(Page and application data records)
────────────────
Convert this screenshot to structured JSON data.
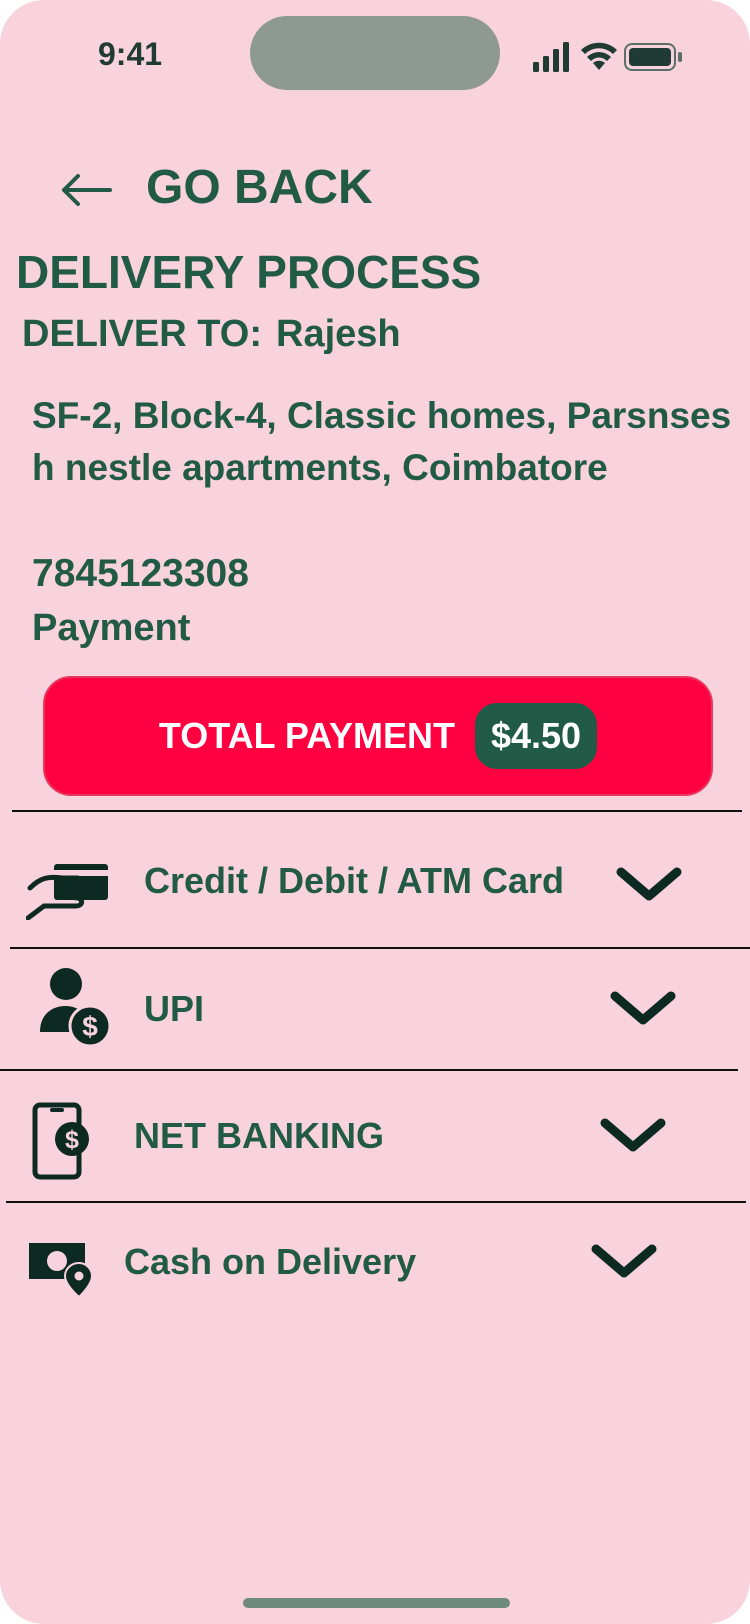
{
  "status_bar": {
    "time": "9:41"
  },
  "nav": {
    "back_label": "GO BACK"
  },
  "page": {
    "title": "DELIVERY PROCESS",
    "deliver_to_label": "DELIVER TO:",
    "recipient_name": "Rajesh",
    "address": "SF-2, Block-4, Classic homes, Parsnsesh nestle apartments, Coimbatore",
    "phone": "7845123308",
    "payment_label": "Payment"
  },
  "total_payment": {
    "label": "TOTAL PAYMENT",
    "amount": "$4.50"
  },
  "payment_methods": [
    {
      "label": "Credit / Debit / ATM Card",
      "icon": "card-in-hand-icon"
    },
    {
      "label": "UPI",
      "icon": "user-dollar-icon"
    },
    {
      "label": "NET BANKING",
      "icon": "phone-dollar-icon"
    },
    {
      "label": "Cash on Delivery",
      "icon": "cash-location-icon"
    }
  ],
  "colors": {
    "background": "#f8d2dc",
    "text": "#225a48",
    "accent": "#ff0040",
    "badge": "#225a48"
  }
}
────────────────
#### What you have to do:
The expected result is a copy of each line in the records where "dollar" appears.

#### Output below:
      "icon": "user-dollar-icon"
      "icon": "phone-dollar-icon"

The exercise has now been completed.